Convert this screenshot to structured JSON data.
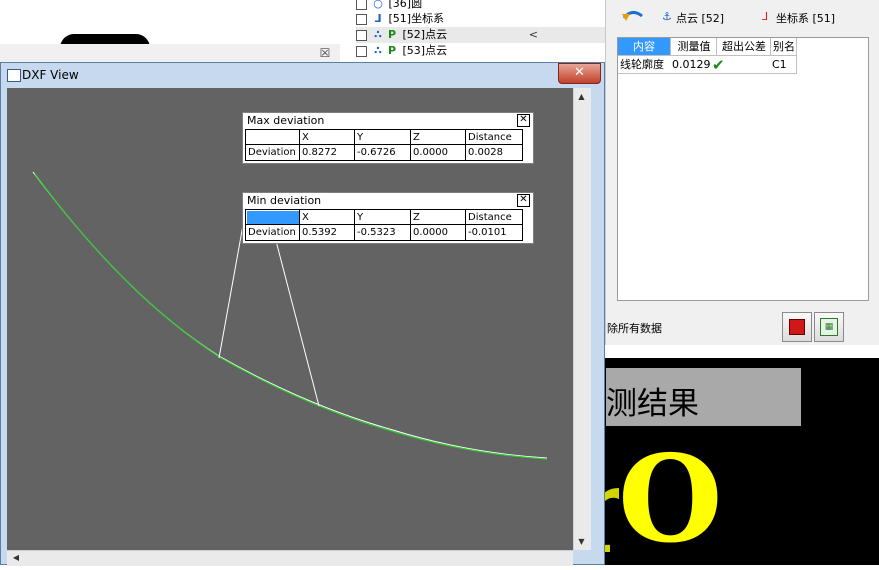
{
  "tree": {
    "items": [
      {
        "label": "[36]圆",
        "icon": "circle-icon"
      },
      {
        "label": "[51]坐标系",
        "icon": "coordinate-system-icon"
      },
      {
        "label": "[52]点云",
        "icon": "point-cloud-icon",
        "selected": true,
        "arrow": "<"
      },
      {
        "label": "[53]点云",
        "icon": "point-cloud-icon"
      }
    ]
  },
  "right_panel": {
    "tab1": "点云 [52]",
    "tab2": "坐标系 [51]",
    "table": {
      "headers": [
        "内容",
        "测量值",
        "超出公差",
        "别名"
      ],
      "row": {
        "content": "线轮廓度",
        "value": "0.0129",
        "status": "check-icon",
        "alias": "C1"
      }
    },
    "clear_label": "除所有数据",
    "buttons": [
      "red-cube-icon",
      "spreadsheet-export-icon"
    ]
  },
  "bottom_right": {
    "banner_text": "测结果",
    "big_letter": "O"
  },
  "dxf_window": {
    "title": "DXF View",
    "close_glyph": "✕"
  },
  "max_deviation": {
    "title": "Max deviation",
    "headers": [
      "",
      "X",
      "Y",
      "Z",
      "Distance"
    ],
    "row_label": "Deviation",
    "values": [
      "0.8272",
      "-0.6726",
      "0.0000",
      "0.0028"
    ]
  },
  "min_deviation": {
    "title": "Min deviation",
    "headers": [
      "",
      "X",
      "Y",
      "Z",
      "Distance"
    ],
    "row_label": "Deviation",
    "values": [
      "0.5392",
      "-0.5323",
      "0.0000",
      "-0.0101"
    ]
  },
  "colors": {
    "canvas": "#636363",
    "curve_measured": "#33cc33",
    "curve_nominal": "#ffffff",
    "selection": "#3399ff",
    "close_button": "#c2412b",
    "big_letter": "#ffff00"
  }
}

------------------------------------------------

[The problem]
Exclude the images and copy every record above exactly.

[Result of this exercise]
Convert this screenshot to structured JSON data.
{
  "tree": {
    "items": [
      {
        "label": "[36]圆",
        "icon": "circle-icon"
      },
      {
        "label": "[51]坐标系",
        "icon": "coordinate-system-icon"
      },
      {
        "label": "[52]点云",
        "icon": "point-cloud-icon",
        "selected": true,
        "arrow": "<"
      },
      {
        "label": "[53]点云",
        "icon": "point-cloud-icon"
      }
    ]
  },
  "right_panel": {
    "tab1": "点云 [52]",
    "tab2": "坐标系 [51]",
    "table": {
      "headers": [
        "内容",
        "测量值",
        "超出公差",
        "别名"
      ],
      "row": {
        "content": "线轮廓度",
        "value": "0.0129",
        "status": "check-icon",
        "alias": "C1"
      }
    },
    "clear_label": "除所有数据",
    "buttons": [
      "red-cube-icon",
      "spreadsheet-export-icon"
    ]
  },
  "bottom_right": {
    "banner_text": "测结果",
    "big_letter": "O"
  },
  "dxf_window": {
    "title": "DXF View",
    "close_glyph": "✕"
  },
  "max_deviation": {
    "title": "Max deviation",
    "headers": [
      "",
      "X",
      "Y",
      "Z",
      "Distance"
    ],
    "row_label": "Deviation",
    "values": [
      "0.8272",
      "-0.6726",
      "0.0000",
      "0.0028"
    ]
  },
  "min_deviation": {
    "title": "Min deviation",
    "headers": [
      "",
      "X",
      "Y",
      "Z",
      "Distance"
    ],
    "row_label": "Deviation",
    "values": [
      "0.5392",
      "-0.5323",
      "0.0000",
      "-0.0101"
    ]
  },
  "colors": {
    "canvas": "#636363",
    "curve_measured": "#33cc33",
    "curve_nominal": "#ffffff",
    "selection": "#3399ff",
    "close_button": "#c2412b",
    "big_letter": "#ffff00"
  }
}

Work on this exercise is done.